The FCC 4th Report and Order cites the roadmap as using the term DL rather than a dispatchable address to describe the objective of the FCC’s Third Further Notice, which proposed indoor accuracy requirements based on X/Y/Z coordinates.
The FCC noted that public safety would be better served if PSAPs could receive the caller’s building address, floor level and suite or room number.
The 4th Report and Order allowed the roadmap signatories to use DL since the wireless carriers specified that in-building technology, such as small cells and WiFi and Bluetooth beacons, would make DL solutions technically feasible in a much shorter timeframe than anticipated.
The IAFC, the International Association of Chiefs of Police (IACP) and the National Association of State Emergency Medical Services Officials (NASEMSO) were asked by CTIA to join its 911 Advisory Group. As part of this effort, CTIA is leading an effort to develop the National Emergency Address Database (NEAD), which is intended to securely and privately store the already available millions of WiFi access points and Bluetooth beacons to help provide a DL to PSAPs.
The NEAD LLC was formed as an independent entity to administer and operate the NEAD consistent with the FCC’s rules. The NEAD LLC then selected the Alliance for Telecommunications Industry Solutions (ATIS) as the program manager for the NEAD. Through the NEAD and associated technology standards, the goal is that wireless carriers will be able to deliver a DL to a PSAP that will provide first responders with information to more quickly, effectively and safely respond to emergencies. The IAFC, IACP and NASEMSO have concerns with the standard.
At the Advisory Group’s quarterly meeting held in September 2016, the ATIS standards development process was discussed. The ATIS standard planned on having two levels of DL.
DL level 1 is information provided to the PSAP that will provide location information if the location is nearby or is either one floor above or below the individual in a multi-level structure.
In addition, it appears from the ATIS standard that an adjacent building or one across the street could qualify as DL level 1. The ATIS standard describes a situation where the building an individual calls from has no WiFi access points; an adjacent building has registered WiFi points and the NEAD sends the emergency responders to that building and describes this as the DL.
We strenuously disagree with this situation being deemed DL.
DL level 2 as defined by the ATIS standard is the information that finds the individual on the same floor and the suite (in other words, “the right door to kick in”). DL level 2 follows the definition of DL in the roadmap and the FCC’s 4th Report and Order.
We raised our concerns with the standard at the meeting and in subsequent discussions with CTIA, the wireless carriers and APCO/NENA.
The IAFC, IACP and NASEMSO are adamant that only DL level 2 meets the FCC’s definition; describing level 1 as DL creates confusion and walks back from the FCC definition of DL.
We believe that DL is information that tells the emergency responders where the caller is located in a building.
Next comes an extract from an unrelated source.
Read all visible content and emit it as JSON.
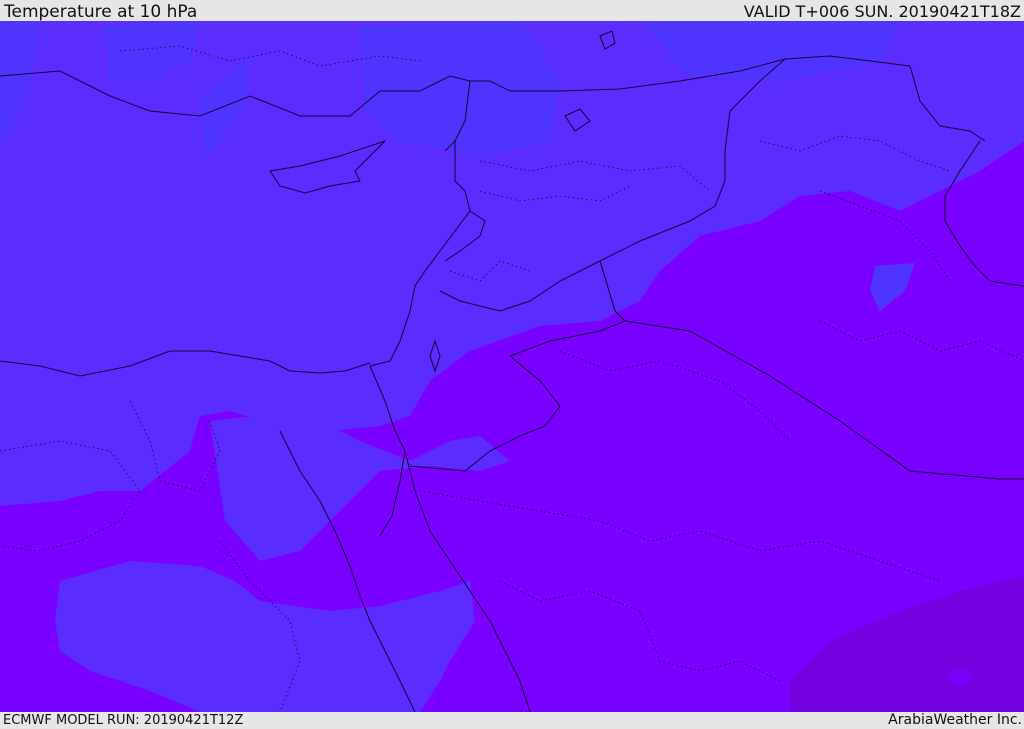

To use the term DL to describe a situation where an access point is located—and not necessarily where the person is located—will water down what the wireless carriers and APCO/NENA agreed to in the roadmap and the 4th Rule and Order.
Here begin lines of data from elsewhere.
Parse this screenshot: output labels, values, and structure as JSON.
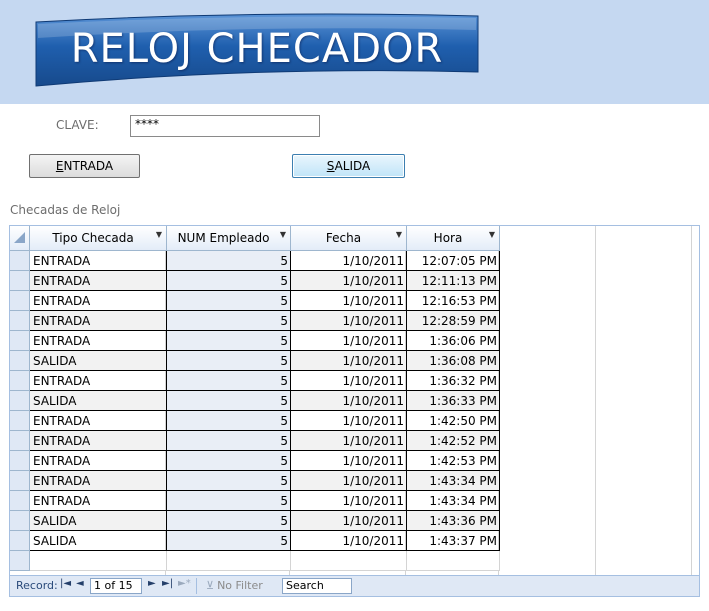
{
  "banner": {
    "title": "RELOJ CHECADOR"
  },
  "clave": {
    "label": "CLAVE:",
    "value": "****"
  },
  "buttons": {
    "entrada": "NTRADA",
    "entrada_hotkey": "E",
    "salida": "ALIDA",
    "salida_hotkey": "S"
  },
  "section_label": "Checadas de Reloj",
  "table": {
    "columns": [
      "Tipo Checada",
      "NUM Empleado",
      "Fecha",
      "Hora"
    ],
    "rows": [
      [
        "ENTRADA",
        "5",
        "1/10/2011",
        "12:07:05 PM"
      ],
      [
        "ENTRADA",
        "5",
        "1/10/2011",
        "12:11:13 PM"
      ],
      [
        "ENTRADA",
        "5",
        "1/10/2011",
        "12:16:53 PM"
      ],
      [
        "ENTRADA",
        "5",
        "1/10/2011",
        "12:28:59 PM"
      ],
      [
        "ENTRADA",
        "5",
        "1/10/2011",
        "1:36:06 PM"
      ],
      [
        "SALIDA",
        "5",
        "1/10/2011",
        "1:36:08 PM"
      ],
      [
        "ENTRADA",
        "5",
        "1/10/2011",
        "1:36:32 PM"
      ],
      [
        "SALIDA",
        "5",
        "1/10/2011",
        "1:36:33 PM"
      ],
      [
        "ENTRADA",
        "5",
        "1/10/2011",
        "1:42:50 PM"
      ],
      [
        "ENTRADA",
        "5",
        "1/10/2011",
        "1:42:52 PM"
      ],
      [
        "ENTRADA",
        "5",
        "1/10/2011",
        "1:42:53 PM"
      ],
      [
        "ENTRADA",
        "5",
        "1/10/2011",
        "1:43:34 PM"
      ],
      [
        "ENTRADA",
        "5",
        "1/10/2011",
        "1:43:34 PM"
      ],
      [
        "SALIDA",
        "5",
        "1/10/2011",
        "1:43:36 PM"
      ],
      [
        "SALIDA",
        "5",
        "1/10/2011",
        "1:43:37 PM"
      ]
    ]
  },
  "navigation": {
    "record_label": "Record:",
    "position": "1 of 15",
    "filter_label": "No Filter",
    "search_label": "Search"
  },
  "colors": {
    "header_band": "#c5d8f1",
    "banner": "#1f5fae",
    "nav_bar": "#dfe8f5"
  }
}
The IAFC, IACP and NASEMSO have suggested that level 1 information be called “vicinity location” or a similar term to describe a location other than where the caller is located. Our suggestions have fallen on deaf ears.
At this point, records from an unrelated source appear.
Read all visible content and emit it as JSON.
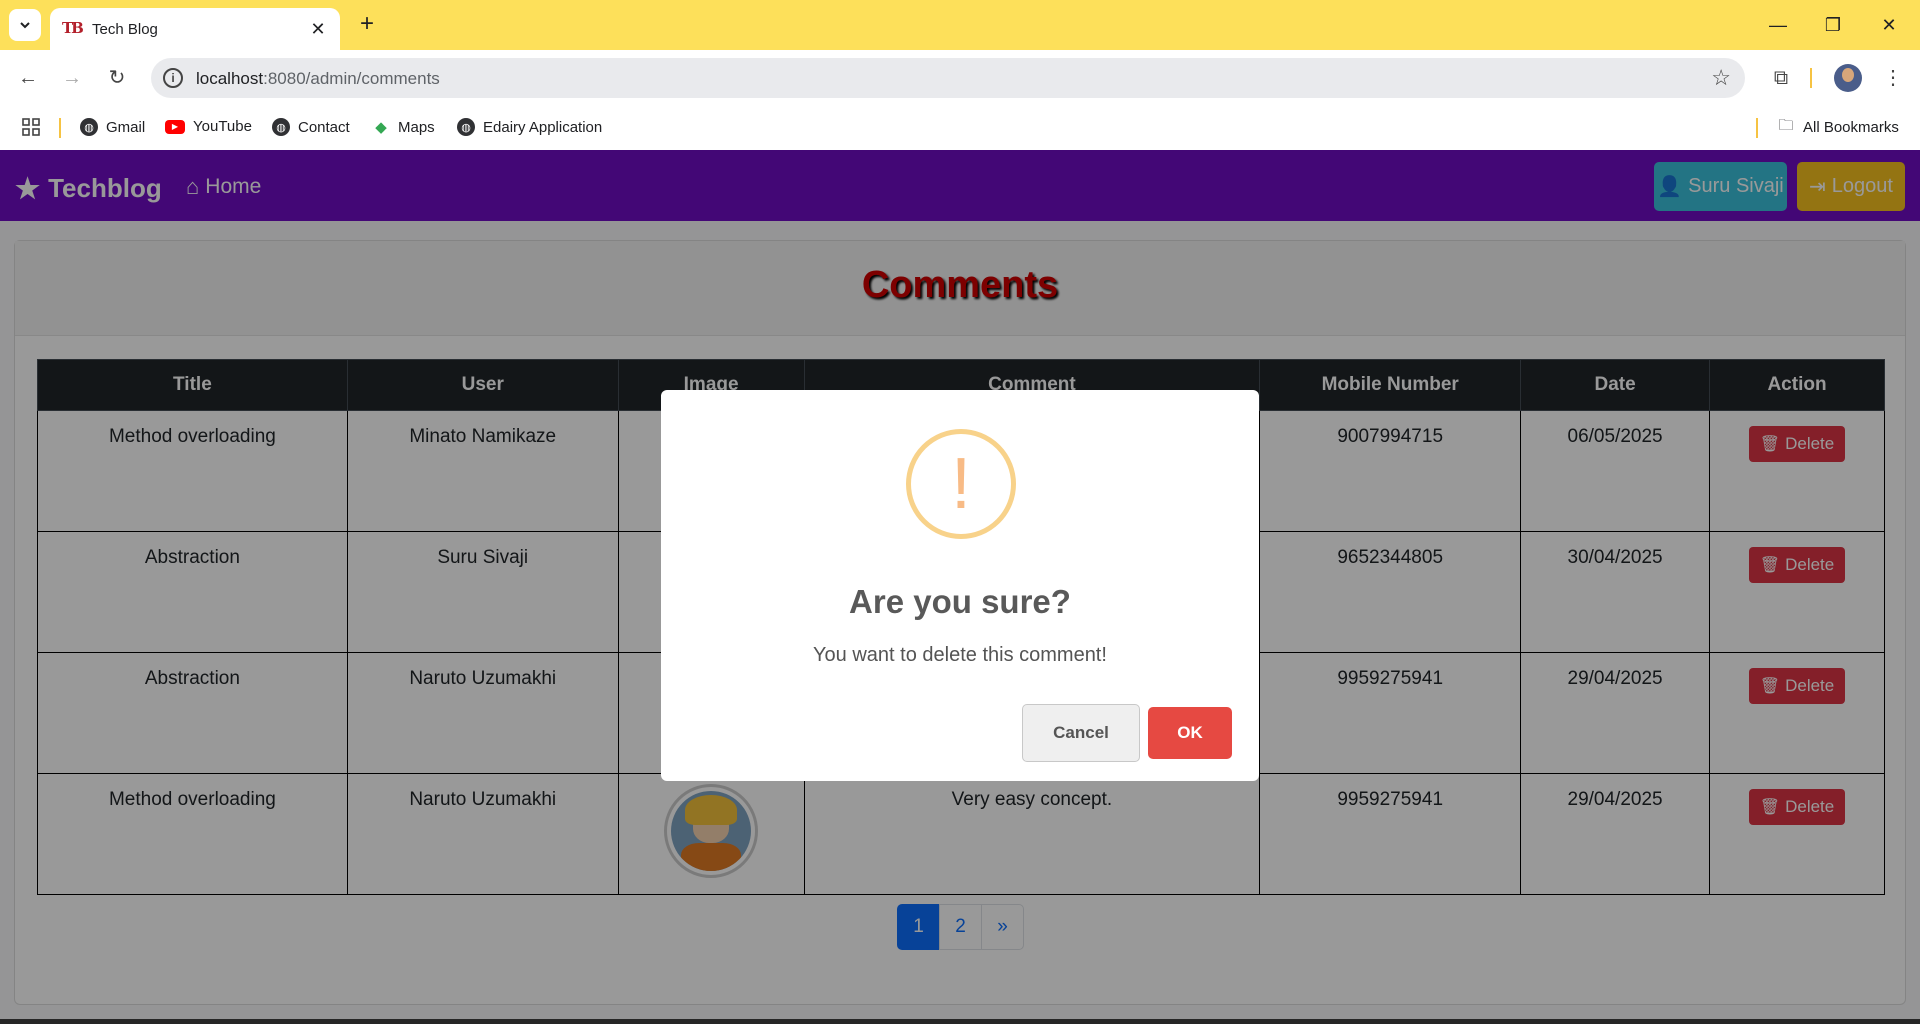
{
  "browser": {
    "tab_title": "Tech Blog",
    "tab_favicon_text": "TB",
    "url_host": "localhost",
    "url_path": ":8080/admin/comments",
    "bookmarks": [
      {
        "label": "Gmail",
        "icon": "globe-icon"
      },
      {
        "label": "YouTube",
        "icon": "youtube-icon"
      },
      {
        "label": "Contact",
        "icon": "globe-icon"
      },
      {
        "label": "Maps",
        "icon": "maps-icon"
      },
      {
        "label": "Edairy Application",
        "icon": "globe-icon"
      }
    ],
    "all_bookmarks": "All Bookmarks"
  },
  "nav": {
    "brand": "Techblog",
    "home": "Home",
    "user": "Suru Sivaji",
    "logout": "Logout"
  },
  "page": {
    "title": "Comments",
    "columns": [
      "Title",
      "User",
      "Image",
      "Comment",
      "Mobile Number",
      "Date",
      "Action"
    ],
    "rows": [
      {
        "title": "Method overloading",
        "user": "Minato Namikaze",
        "comment": "",
        "mobile": "9007994715",
        "date": "06/05/2025",
        "action": "Delete"
      },
      {
        "title": "Abstraction",
        "user": "Suru Sivaji",
        "comment": "",
        "mobile": "9652344805",
        "date": "30/04/2025",
        "action": "Delete"
      },
      {
        "title": "Abstraction",
        "user": "Naruto Uzumakhi",
        "comment": "",
        "mobile": "9959275941",
        "date": "29/04/2025",
        "action": "Delete"
      },
      {
        "title": "Method overloading",
        "user": "Naruto Uzumakhi",
        "comment": "Very easy concept.",
        "mobile": "9959275941",
        "date": "29/04/2025",
        "action": "Delete"
      }
    ],
    "pagination": [
      "1",
      "2",
      "»"
    ]
  },
  "modal": {
    "icon": "!",
    "title": "Are you sure?",
    "text": "You want to delete this comment!",
    "cancel": "Cancel",
    "ok": "OK"
  },
  "colors": {
    "navbar": "#700dc5",
    "title": "#d10000",
    "delete": "#dc3545",
    "ok": "#e64942",
    "warning": "#f8bb86"
  }
}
The IAFC, the IACP, NASEMSO and the National Sheriffs Association recently filed comments with the FCC on this issue and will continue to monitor this situation to ensure that frontline first responders have the best information available to locate a person calling 911. We will continue to work to ensure the fire and EMS personnel receive accurate information for 911 calls.